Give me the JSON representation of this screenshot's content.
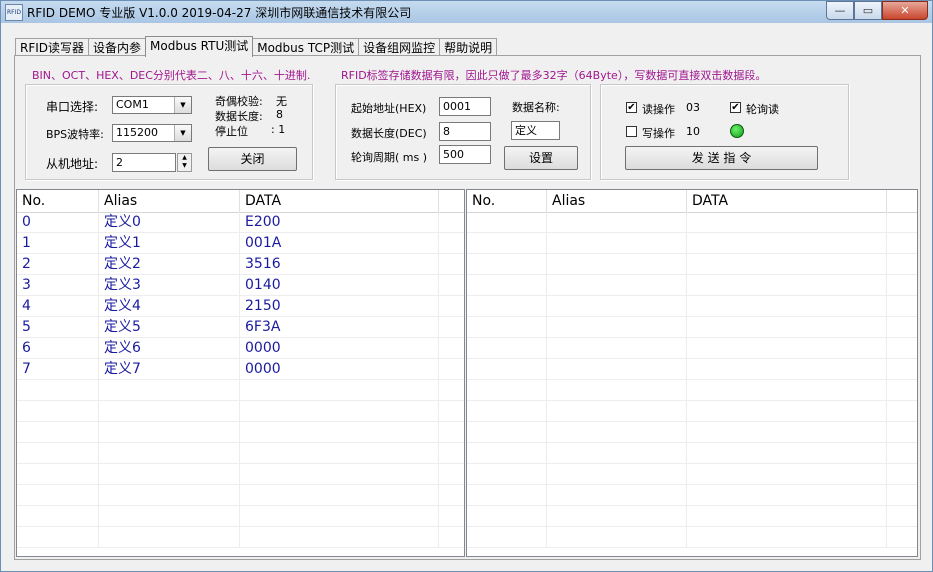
{
  "window": {
    "title": "RFID DEMO 专业版 V1.0.0  2019-04-27 深圳市网联通信技术有限公司",
    "min_label": "—",
    "max_label": "▭",
    "close_label": "✕"
  },
  "tabs": [
    {
      "label": "RFID读写器"
    },
    {
      "label": "设备内参"
    },
    {
      "label": "Modbus RTU测试"
    },
    {
      "label": "Modbus TCP测试"
    },
    {
      "label": "设备组网监控"
    },
    {
      "label": "帮助说明"
    }
  ],
  "notice": {
    "left": "BIN、OCT、HEX、DEC分别代表二、八、十六、十进制.",
    "right": "RFID标签存储数据有限，因此只做了最多32字（64Byte），写数据可直接双击数据段。"
  },
  "serial": {
    "port_label": "串口选择:",
    "port_value": "COM1",
    "baud_label": "BPS波特率:",
    "baud_value": "115200",
    "slave_label": "从机地址:",
    "slave_value": "2",
    "parity_label": "奇偶校验:",
    "parity_value": "无",
    "databits_label": "数据长度:",
    "databits_value": "8",
    "stopbits_label": "停止位",
    "stopbits_value": ": 1",
    "close_button": "关闭"
  },
  "params": {
    "start_label": "起始地址(HEX)",
    "start_value": "0001",
    "length_label": "数据长度(DEC)",
    "length_value": "8",
    "period_label": "轮询周期( ms )",
    "period_value": "500",
    "name_label": "数据名称:",
    "name_value": "定义",
    "set_button": "设置"
  },
  "ops": {
    "read_label": "读操作",
    "read_code": "03",
    "read_checked": "✔",
    "write_label": "写操作",
    "write_code": "10",
    "write_checked": "",
    "poll_label": "轮询读",
    "poll_checked": "✔",
    "send_button": "发  送  指  令",
    "led_color": "#18b21e"
  },
  "left_table": {
    "headers": [
      "No.",
      "Alias",
      "DATA",
      ""
    ],
    "rows": [
      [
        "0",
        "定义0",
        "E200"
      ],
      [
        "1",
        "定义1",
        "001A"
      ],
      [
        "2",
        "定义2",
        "3516"
      ],
      [
        "3",
        "定义3",
        "0140"
      ],
      [
        "4",
        "定义4",
        "2150"
      ],
      [
        "5",
        "定义5",
        "6F3A"
      ],
      [
        "6",
        "定义6",
        "0000"
      ],
      [
        "7",
        "定义7",
        "0000"
      ]
    ]
  },
  "right_table": {
    "headers": [
      "No.",
      "Alias",
      "DATA",
      ""
    ],
    "rows": []
  }
}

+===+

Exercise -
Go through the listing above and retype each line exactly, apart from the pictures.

Answer to the exercise -
Give me the JSON representation of this screenshot's content.
{
  "window": {
    "title": "RFID DEMO 专业版 V1.0.0  2019-04-27 深圳市网联通信技术有限公司",
    "min_label": "—",
    "max_label": "▭",
    "close_label": "✕"
  },
  "tabs": [
    {
      "label": "RFID读写器"
    },
    {
      "label": "设备内参"
    },
    {
      "label": "Modbus RTU测试"
    },
    {
      "label": "Modbus TCP测试"
    },
    {
      "label": "设备组网监控"
    },
    {
      "label": "帮助说明"
    }
  ],
  "notice": {
    "left": "BIN、OCT、HEX、DEC分别代表二、八、十六、十进制.",
    "right": "RFID标签存储数据有限，因此只做了最多32字（64Byte），写数据可直接双击数据段。"
  },
  "serial": {
    "port_label": "串口选择:",
    "port_value": "COM1",
    "baud_label": "BPS波特率:",
    "baud_value": "115200",
    "slave_label": "从机地址:",
    "slave_value": "2",
    "parity_label": "奇偶校验:",
    "parity_value": "无",
    "databits_label": "数据长度:",
    "databits_value": "8",
    "stopbits_label": "停止位",
    "stopbits_value": ": 1",
    "close_button": "关闭"
  },
  "params": {
    "start_label": "起始地址(HEX)",
    "start_value": "0001",
    "length_label": "数据长度(DEC)",
    "length_value": "8",
    "period_label": "轮询周期( ms )",
    "period_value": "500",
    "name_label": "数据名称:",
    "name_value": "定义",
    "set_button": "设置"
  },
  "ops": {
    "read_label": "读操作",
    "read_code": "03",
    "read_checked": "✔",
    "write_label": "写操作",
    "write_code": "10",
    "write_checked": "",
    "poll_label": "轮询读",
    "poll_checked": "✔",
    "send_button": "发  送  指  令",
    "led_color": "#18b21e"
  },
  "left_table": {
    "headers": [
      "No.",
      "Alias",
      "DATA",
      ""
    ],
    "rows": [
      [
        "0",
        "定义0",
        "E200"
      ],
      [
        "1",
        "定义1",
        "001A"
      ],
      [
        "2",
        "定义2",
        "3516"
      ],
      [
        "3",
        "定义3",
        "0140"
      ],
      [
        "4",
        "定义4",
        "2150"
      ],
      [
        "5",
        "定义5",
        "6F3A"
      ],
      [
        "6",
        "定义6",
        "0000"
      ],
      [
        "7",
        "定义7",
        "0000"
      ]
    ]
  },
  "right_table": {
    "headers": [
      "No.",
      "Alias",
      "DATA",
      ""
    ],
    "rows": []
  }
}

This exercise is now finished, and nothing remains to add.